Social media activist and former United National Congress (UNC) government minister Devant Maharaj said he is no longer interested in pursuing the Freedom of Information Act (FOIA) that requested information about the exemption policy, process and who applied.
In fact he said he will not be doing work for the UNC.
Maharaj had sent the FOIA back in July and Wednesday the Permanent Secretary at the Ministry of National Security shut it down.
In a media release, PS Gary Joseph made it very clear that the information being sought was out of bounds.
“The document requested is exempt since its disclosure would involve the unreasonable disclosure of personal information of individuals,” Joseph said in the response.
Joseph also directed Maharaj that if “aggrieved” by the decision, he had three months to apply for a Judicial Review.
“You may also lodge a complaint in writing within 21 days from the date of the notice to the Office of the Ombudsman,” Joseph wrote.
But Maharaj, who was volunteering for the Opposition in July when he sent the request yesterday said he was no longer pursuing the matter.
“I am no longer interested in the UNC and the politics of drunks and deadbeats, pimps and prostitutes,” he said.
Maharaj and his lawyers had already drafted a copy of the Judicial Review document, which would now not be filed.
“There are 19 elected UNC MP’s paid to do a job with staff and resources to assist…I am no longer interested in doing their job,” Maharaj said.
Maharaj openly challenged Opposition leader Kamla Persad-Bissessar for the leadership of UNC during the party’s internal election on December 6.
He dropped out of the race before the day of the election but weeks before blasted Persad-Bissessar on social media and openly called for her to step down as leader.
According to Maharaj’s FOIA, he sought information on all applications submitted by persons or groups of persons who were granted approval to enter the country by the Minister of National Security as well as a list of people who were granted exemptions.

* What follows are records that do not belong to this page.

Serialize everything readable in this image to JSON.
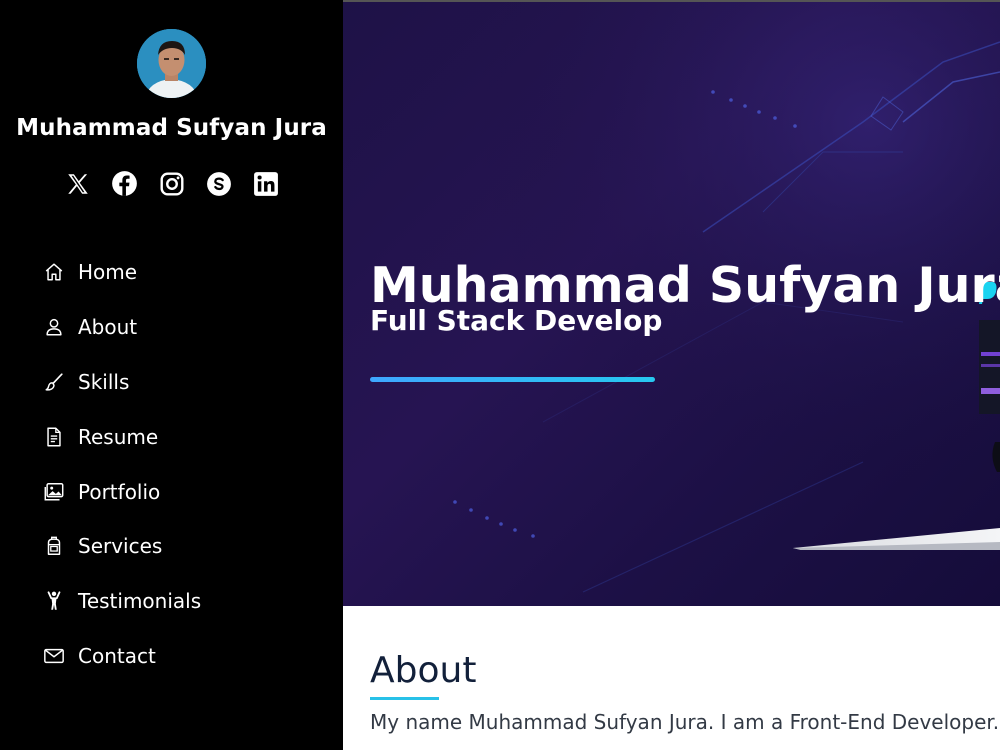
{
  "profile": {
    "name": "Muhammad Sufyan Jura"
  },
  "social": [
    {
      "icon": "x-twitter-icon"
    },
    {
      "icon": "facebook-icon"
    },
    {
      "icon": "instagram-icon"
    },
    {
      "icon": "skype-icon"
    },
    {
      "icon": "linkedin-icon"
    }
  ],
  "nav": {
    "items": [
      {
        "label": "Home",
        "icon": "house-icon"
      },
      {
        "label": "About",
        "icon": "person-icon"
      },
      {
        "label": "Skills",
        "icon": "brush-icon"
      },
      {
        "label": "Resume",
        "icon": "file-text-icon"
      },
      {
        "label": "Portfolio",
        "icon": "images-icon"
      },
      {
        "label": "Services",
        "icon": "backpack-icon"
      },
      {
        "label": "Testimonials",
        "icon": "person-arms-up-icon"
      },
      {
        "label": "Contact",
        "icon": "envelope-icon"
      }
    ]
  },
  "hero": {
    "title": "Muhammad Sufyan Jura",
    "subtitle": "Full Stack Develop"
  },
  "about": {
    "title": "About",
    "text": "My name Muhammad Sufyan Jura. I am a Front-End Developer. M"
  },
  "colors": {
    "sidebar_bg": "#000000",
    "hero_bg": "#1e1247",
    "accent": "#27c1e8"
  }
}
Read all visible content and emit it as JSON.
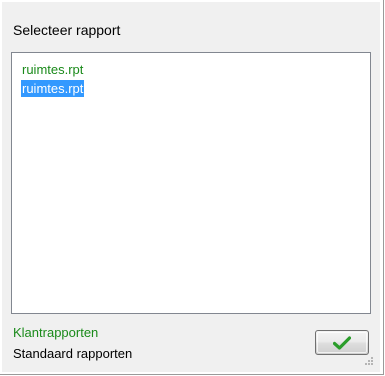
{
  "dialog": {
    "title": "Selecteer rapport"
  },
  "report_list": {
    "items": [
      {
        "label": "ruimtes.rpt",
        "kind": "client",
        "selected": false
      },
      {
        "label": "ruimtes.rpt",
        "kind": "client",
        "selected": true
      }
    ]
  },
  "legend": {
    "client_reports": "Klantrapporten",
    "standard_reports": "Standaard rapporten"
  },
  "buttons": {
    "ok_icon": "checkmark-icon"
  },
  "colors": {
    "client_report_text": "#1a8a1a",
    "selection_background": "#3399ff",
    "checkmark": "#2a9d2a"
  }
}
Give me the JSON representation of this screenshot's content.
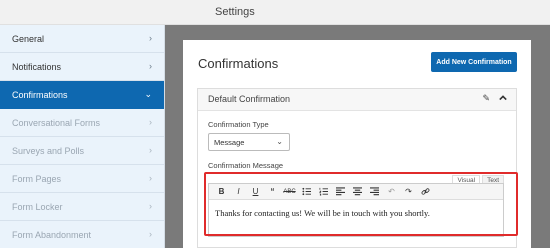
{
  "header": {
    "title": "Settings"
  },
  "sidebar": {
    "items": [
      {
        "label": "General",
        "state": "normal"
      },
      {
        "label": "Notifications",
        "state": "normal"
      },
      {
        "label": "Confirmations",
        "state": "active"
      },
      {
        "label": "Conversational Forms",
        "state": "muted"
      },
      {
        "label": "Surveys and Polls",
        "state": "muted"
      },
      {
        "label": "Form Pages",
        "state": "muted"
      },
      {
        "label": "Form Locker",
        "state": "muted"
      },
      {
        "label": "Form Abandonment",
        "state": "muted"
      }
    ]
  },
  "main": {
    "title": "Confirmations",
    "add_button": "Add New Confirmation",
    "card": {
      "title": "Default Confirmation",
      "type_label": "Confirmation Type",
      "type_value": "Message",
      "message_label": "Confirmation Message",
      "tabs": [
        "Visual",
        "Text"
      ],
      "message_text": "Thanks for contacting us! We will be in touch with you shortly."
    }
  },
  "colors": {
    "accent": "#0e68b0",
    "highlight": "#e02b2b"
  },
  "icons": [
    "chevron-right-icon",
    "chevron-down-icon",
    "pencil-icon",
    "collapse-up-icon",
    "bold-icon",
    "italic-icon",
    "underline-icon",
    "blockquote-icon",
    "strikethrough-icon",
    "bullet-list-icon",
    "numbered-list-icon",
    "align-left-icon",
    "align-center-icon",
    "align-right-icon",
    "undo-icon",
    "redo-icon",
    "link-icon"
  ]
}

Maharaj was also provided with a detailed list of the criteria for selection which included persons with critical health issues, persons with newborns or young children and whether the State had the space to house them.